I don’t know nearly as much about the years following the fall of Communism in the Soviet Union as I would like to. I know the basics: that Yeltsin won against Gorbachev and instituted free market reforms, and I know that most state industries came under the control of former Communist Party members, and it’s quite obvious that some sort of alliance between the secret police and organized crime formed. But in the most recent issue of Dissent, Schlomo Avineri lays out the three stages of post-communism in the kind of neat formulation that’s either stolen from academics or is bound to be stolen by academics (like me!) The article is here. Some choice quotes from the first few pages:

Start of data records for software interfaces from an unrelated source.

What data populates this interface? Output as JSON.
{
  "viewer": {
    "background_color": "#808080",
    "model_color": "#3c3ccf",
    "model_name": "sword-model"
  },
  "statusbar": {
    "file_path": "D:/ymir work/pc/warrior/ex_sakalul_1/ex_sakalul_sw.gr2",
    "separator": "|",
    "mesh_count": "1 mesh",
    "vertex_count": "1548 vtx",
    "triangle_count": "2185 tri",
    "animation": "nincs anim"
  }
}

The Soviet Union had no Lech Walesas or Vaclav Havels. No former dissidents or prisoners became ministers or presidents in Moscow, in contrast to Warsaw, Budapest, and Prague. Instead, there was an internal bureaucratic shift in the Kremlin. “Reformers” defeated “hard-liners.” The Baltic countries and also—up to a point—Georgia were different, however, because in them dissidents did take office. In Moscow, it was a new cadre of bureaucrats that oversaw reforms. […]
[….] Being anticommunist did not automatically mean being a democrat. The victorious anticommunist camps of 1989 were made up of democrats and liberals, social democrats and conservatives, nationalists and religious fundamentalists, anti-Russian chauvinists and—yes, frankly—semi-fascists and anti-Semites who sought to expiate (somewhat) their sordid pasts by posing as freedom lovers. […]
[…]Enthusiasm for rapid marketization obscured the impact of reforms on social strata that would suffer from the abolition of some of the safety nets provided by communism: retirees, workers in rust-belt, Soviet-style industries, provincial residents. Not everyone was a winner in the postcommunist paradise.
Finally, there are no shortcuts to democracy. It does not emerge overnight, automatically, and it is not enough to have an elite committed to democracy and markets. After all, democracy in countries such as Britain and France took centuries, and the United States needed a civil war to abolish slavery and another century to enfranchise fully its black population. The political histories of Germany, Italy, and Spain show how complex, tortuous, and sometimes murderous the transformation toward democracy can be.